Though now hailed as one of the greatest Finnish composers of her generation, Kaija Saariaho readily recalls a time at the Sibelius Academy when male teachers balked at teaching a “pretty girl,” claiming it was a waste of their time.
But Saariaho, who as a child would ask her mother to “turn off” the music she perpetually heard in her head so she could sleep at night, stubbornly persevered as the only woman in composition classes. Flash forward some 25 years to the dawn of a new century: The New York Times dubbed her opera’s newest rock star after the triumphant 2000 Salzburg Festival premiere of her first opera L’Amour de Loin, directed by Peter Sellars and starring Dawn Upshaw.
Saariaho took a somewhat unlikely path to that point, as much of her pre-millennial catalogue was comprised of timbre-rich chamber orchestrations that combined live music by and electronics.
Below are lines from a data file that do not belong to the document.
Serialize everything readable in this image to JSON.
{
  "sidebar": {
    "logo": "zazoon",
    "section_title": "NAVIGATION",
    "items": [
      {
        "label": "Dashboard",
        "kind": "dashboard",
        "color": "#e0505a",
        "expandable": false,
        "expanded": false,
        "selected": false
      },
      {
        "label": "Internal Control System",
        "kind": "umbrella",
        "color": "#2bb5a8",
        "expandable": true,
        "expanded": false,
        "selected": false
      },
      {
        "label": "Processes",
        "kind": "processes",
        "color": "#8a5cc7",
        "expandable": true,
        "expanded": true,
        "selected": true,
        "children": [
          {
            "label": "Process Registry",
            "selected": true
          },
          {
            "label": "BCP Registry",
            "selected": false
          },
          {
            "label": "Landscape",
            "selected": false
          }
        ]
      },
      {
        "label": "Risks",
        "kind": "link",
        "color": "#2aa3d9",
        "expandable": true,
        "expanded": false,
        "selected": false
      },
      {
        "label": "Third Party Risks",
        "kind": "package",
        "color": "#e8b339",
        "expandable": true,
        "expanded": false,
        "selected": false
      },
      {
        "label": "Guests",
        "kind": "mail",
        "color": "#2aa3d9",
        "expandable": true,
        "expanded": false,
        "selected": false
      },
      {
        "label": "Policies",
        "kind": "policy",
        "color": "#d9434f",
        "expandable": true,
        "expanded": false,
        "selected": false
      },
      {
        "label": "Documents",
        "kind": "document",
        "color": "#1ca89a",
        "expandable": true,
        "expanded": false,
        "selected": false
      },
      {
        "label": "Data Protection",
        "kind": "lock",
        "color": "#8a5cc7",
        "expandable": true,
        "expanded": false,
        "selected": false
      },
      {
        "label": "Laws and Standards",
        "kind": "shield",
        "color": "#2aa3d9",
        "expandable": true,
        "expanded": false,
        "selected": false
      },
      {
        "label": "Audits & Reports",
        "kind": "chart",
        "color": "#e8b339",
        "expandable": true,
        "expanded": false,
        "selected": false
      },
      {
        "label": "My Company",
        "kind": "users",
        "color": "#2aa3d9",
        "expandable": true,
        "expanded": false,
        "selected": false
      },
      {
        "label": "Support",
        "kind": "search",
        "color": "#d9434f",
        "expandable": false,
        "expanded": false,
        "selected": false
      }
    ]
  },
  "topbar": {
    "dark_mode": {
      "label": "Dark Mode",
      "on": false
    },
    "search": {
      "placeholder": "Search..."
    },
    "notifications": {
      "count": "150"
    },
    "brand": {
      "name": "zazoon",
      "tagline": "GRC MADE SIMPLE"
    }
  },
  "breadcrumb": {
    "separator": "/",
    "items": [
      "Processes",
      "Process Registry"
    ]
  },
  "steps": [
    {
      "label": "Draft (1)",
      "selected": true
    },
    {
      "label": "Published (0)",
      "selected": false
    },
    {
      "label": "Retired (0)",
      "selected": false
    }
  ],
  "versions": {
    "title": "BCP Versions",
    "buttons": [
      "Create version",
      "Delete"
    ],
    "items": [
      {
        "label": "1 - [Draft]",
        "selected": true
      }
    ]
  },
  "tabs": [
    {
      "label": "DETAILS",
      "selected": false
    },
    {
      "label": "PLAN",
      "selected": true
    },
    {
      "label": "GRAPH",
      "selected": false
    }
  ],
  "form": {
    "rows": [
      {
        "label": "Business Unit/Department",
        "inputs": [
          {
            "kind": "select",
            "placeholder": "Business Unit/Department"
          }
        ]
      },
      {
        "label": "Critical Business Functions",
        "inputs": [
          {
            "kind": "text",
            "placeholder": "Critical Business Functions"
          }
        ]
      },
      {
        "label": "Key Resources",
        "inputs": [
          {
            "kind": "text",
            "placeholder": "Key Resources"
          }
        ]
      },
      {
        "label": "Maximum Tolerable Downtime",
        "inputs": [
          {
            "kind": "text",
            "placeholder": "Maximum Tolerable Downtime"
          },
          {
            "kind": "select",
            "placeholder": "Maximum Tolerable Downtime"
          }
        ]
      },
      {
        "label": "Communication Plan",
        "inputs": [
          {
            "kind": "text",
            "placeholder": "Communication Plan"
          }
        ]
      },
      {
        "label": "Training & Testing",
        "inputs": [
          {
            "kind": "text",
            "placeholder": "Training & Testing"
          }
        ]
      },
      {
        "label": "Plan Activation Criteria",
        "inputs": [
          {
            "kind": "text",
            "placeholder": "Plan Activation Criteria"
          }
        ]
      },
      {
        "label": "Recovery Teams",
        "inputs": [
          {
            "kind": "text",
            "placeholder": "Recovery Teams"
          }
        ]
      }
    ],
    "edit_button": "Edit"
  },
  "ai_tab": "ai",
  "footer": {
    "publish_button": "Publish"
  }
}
Influenced early in her studies by post-serialism, she ultimately found it too restrictive and turned to the French spectralists for inspiration for her dreamy sonic imagings.
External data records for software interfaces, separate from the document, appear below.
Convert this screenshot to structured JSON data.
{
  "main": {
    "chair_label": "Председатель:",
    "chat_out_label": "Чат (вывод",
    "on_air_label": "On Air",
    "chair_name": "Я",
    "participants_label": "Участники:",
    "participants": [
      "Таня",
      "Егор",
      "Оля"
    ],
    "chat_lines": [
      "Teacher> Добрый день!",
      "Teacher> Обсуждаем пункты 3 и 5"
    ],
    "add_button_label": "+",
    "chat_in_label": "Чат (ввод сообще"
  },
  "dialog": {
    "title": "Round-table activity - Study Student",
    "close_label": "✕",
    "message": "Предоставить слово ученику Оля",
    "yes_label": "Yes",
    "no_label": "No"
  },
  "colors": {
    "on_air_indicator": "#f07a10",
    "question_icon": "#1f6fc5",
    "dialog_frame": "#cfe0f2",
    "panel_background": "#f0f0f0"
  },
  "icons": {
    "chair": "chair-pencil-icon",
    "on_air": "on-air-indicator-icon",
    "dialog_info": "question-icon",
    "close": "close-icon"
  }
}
As The Guardian‘s Tom Service wrote, “To journey into Saariaho’s music is to be confronted with the darkest and most dazzling dimensions of your subconscious, and glimpses of the existential journeys she has made to find these pieces.” Nymphéa (1987), commissioned by Lincoln Center and premiered by the Kronos Quartet and Petals (1988), for cello and electronics, are prime examples of this spectral period. The latter can be downloaded for free here.
Boosted by a spate of commissions, Saariaho’s work began to appear more frequently in concert halls and with some regularity on recordings in the early 1990s. She began working with major artists and groups, such as Gidon Kremer (Graal Théâtre), the Finnish National Ballet (The Earth) and the aforementioned Upshaw (Château de L’âme).
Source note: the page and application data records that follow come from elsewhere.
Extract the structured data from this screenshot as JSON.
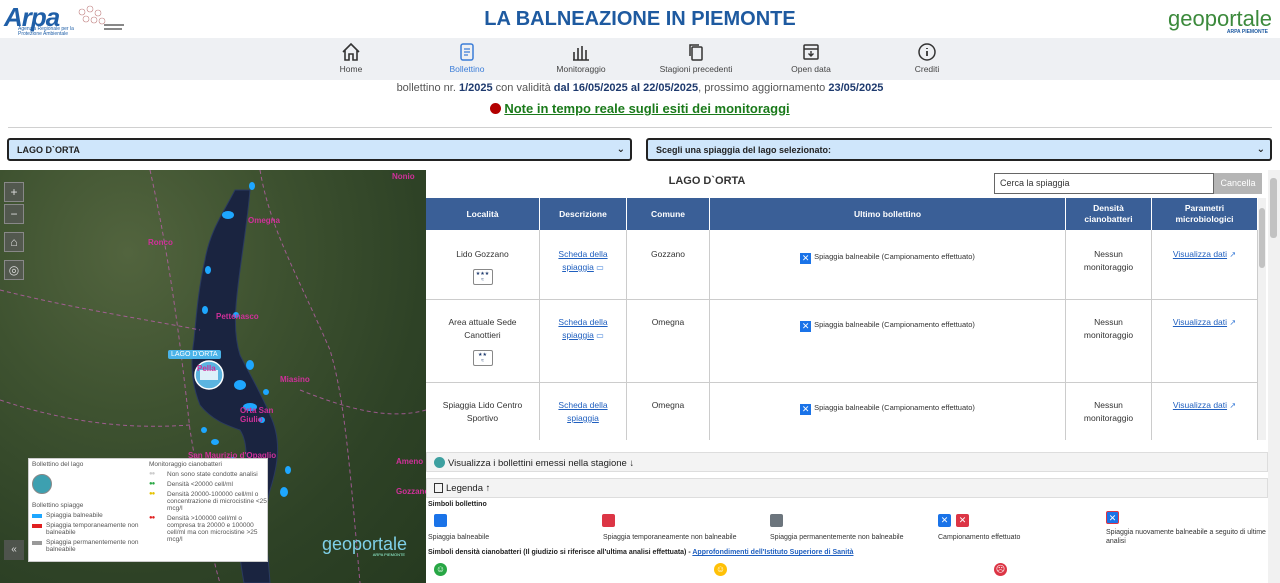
{
  "header": {
    "title": "LA BALNEAZIONE IN PIEMONTE",
    "logo_left": "Arpa",
    "logo_left_sub": "Agenzia Regionale per la Protezione Ambientale",
    "logo_right": "geoportale",
    "logo_right_sub": "ARPA PIEMONTE"
  },
  "nav": [
    {
      "label": "Home",
      "icon": "home-icon"
    },
    {
      "label": "Bollettino",
      "icon": "document-icon",
      "active": true
    },
    {
      "label": "Monitoraggio",
      "icon": "bar-chart-icon"
    },
    {
      "label": "Stagioni precedenti",
      "icon": "copy-icon"
    },
    {
      "label": "Open data",
      "icon": "download-box-icon"
    },
    {
      "label": "Crediti",
      "icon": "info-icon"
    }
  ],
  "bulletin": {
    "prefix": "bollettino nr.",
    "number": "1/2025",
    "validity_text": "con validità",
    "validity": "dal 16/05/2025 al 22/05/2025",
    "next_text": ", prossimo aggiornamento",
    "next_date": "23/05/2025"
  },
  "note_link": "Note in tempo reale sugli esiti dei monitoraggi",
  "selects": {
    "lake": "LAGO D`ORTA",
    "beach": "Scegli una spiaggia del lago selezionato:"
  },
  "map": {
    "labels": [
      "Omegna",
      "Pella",
      "Pettenasco",
      "Miasino",
      "Orta San Giulio",
      "San Maurizio d'Opaglio",
      "Ameno",
      "Gozzano",
      "Ronco"
    ],
    "callout": "LAGO D'ORTA",
    "controls": [
      "+",
      "−",
      "⌂",
      "◎"
    ],
    "collapse": "«",
    "legend": {
      "title_lake": "Bollettino del lago",
      "title_beaches": "Bollettino spiagge",
      "beach_items": [
        "Spiaggia balneabile",
        "Spiaggia temporaneamente non balneabile",
        "Spiaggia permanentemente non balneabile"
      ],
      "title_cyano": "Monitoraggio cianobatteri",
      "cyano_items": [
        "Non sono state condotte analisi",
        "Densità <20000 cell/ml",
        "Densità 20000-100000 cell/ml o concentrazione di microcistine <25 mcg/l",
        "Densità >100000 cell/ml o compresa tra 20000 e 100000 cell/ml ma con microcistine >25 mcg/l"
      ]
    },
    "watermark": "geoportale",
    "watermark_sub": "ARPA PIEMONTE"
  },
  "panel": {
    "title": "LAGO D`ORTA",
    "search_placeholder": "Cerca la spiaggia",
    "cancel": "Cancella"
  },
  "table": {
    "headers": [
      "Località",
      "Descrizione",
      "Comune",
      "Ultimo bollettino",
      "Densità cianobatteri",
      "Parametri microbiologici"
    ],
    "rows": [
      {
        "localita": "Lido Gozzano",
        "descrizione": "Scheda della spiaggia",
        "comune": "Gozzano",
        "bollettino": "Spiaggia balneabile (Campionamento effettuato)",
        "densita": "Nessun monitoraggio",
        "parametri": "Visualizza dati",
        "stars": "★★★"
      },
      {
        "localita": "Area attuale Sede Canottieri",
        "descrizione": "Scheda della spiaggia",
        "comune": "Omegna",
        "bollettino": "Spiaggia balneabile (Campionamento effettuato)",
        "densita": "Nessun monitoraggio",
        "parametri": "Visualizza dati",
        "stars": "★★"
      },
      {
        "localita": "Spiaggia Lido Centro Sportivo",
        "descrizione": "Scheda della spiaggia",
        "comune": "Omegna",
        "bollettino": "Spiaggia balneabile (Campionamento effettuato)",
        "densita": "Nessun monitoraggio",
        "parametri": "Visualizza dati",
        "stars": "★★"
      }
    ]
  },
  "sections": {
    "history": "Visualizza i bollettini emessi nella stagione ↓",
    "legend": "Legenda ↑"
  },
  "legend": {
    "symbols_title": "Simboli bollettino",
    "items": [
      {
        "label": "Spiaggia balneabile",
        "color": "#1a73e8"
      },
      {
        "label": "Spiaggia temporaneamente non balneabile",
        "color": "#dc3545"
      },
      {
        "label": "Spiaggia permanentemente non balneabile",
        "color": "#6c757d"
      },
      {
        "label": "Campionamento effettuato",
        "color": "#1a73e8"
      },
      {
        "label": "Spiaggia nuovamente balneabile a seguito di ultime analisi",
        "color": "#1a73e8"
      }
    ],
    "cyano_title": "Simboli densità cianobatteri (Il giudizio si riferisce all'ultima analisi effettuata) -",
    "cyano_link": "Approfondimenti dell'Istituto Superiore di Sanità",
    "faces": [
      "#28a745",
      "#ffc107",
      "#dc3545"
    ]
  }
}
By the late 1990s Saariaho expanded beyond electronics, often writing solely for acoustic instruments, and focusing increasingly on melody. And she returned to an earlier calling, the visual arts, with her renewed focus on staged, theatrical events, saying “I always imagined music through light. My music is all about color and light, and this is what led me to the stage.” The Opera National de Paris commissioned a second opera, Adriana Mater (2006) and a third opera, Émilie, based on the life and writings of mathematician and physicist Émilie du Châtelet premiered in France in 2010.
In November of 2013 Saariaho delivered a speech at McGill University about what she perceived as the unexpected halt in the progress women had made since her fraught early professional years, lamenting that “today, 30 years after my own battles, young women still have to experience much the same everyday discrimination I went through.”
Below is an excerpt from L’Amour de Loin, featuring soprano Dawn Upshaw, the work that propelled Saariaho’s ‘overnight’ success.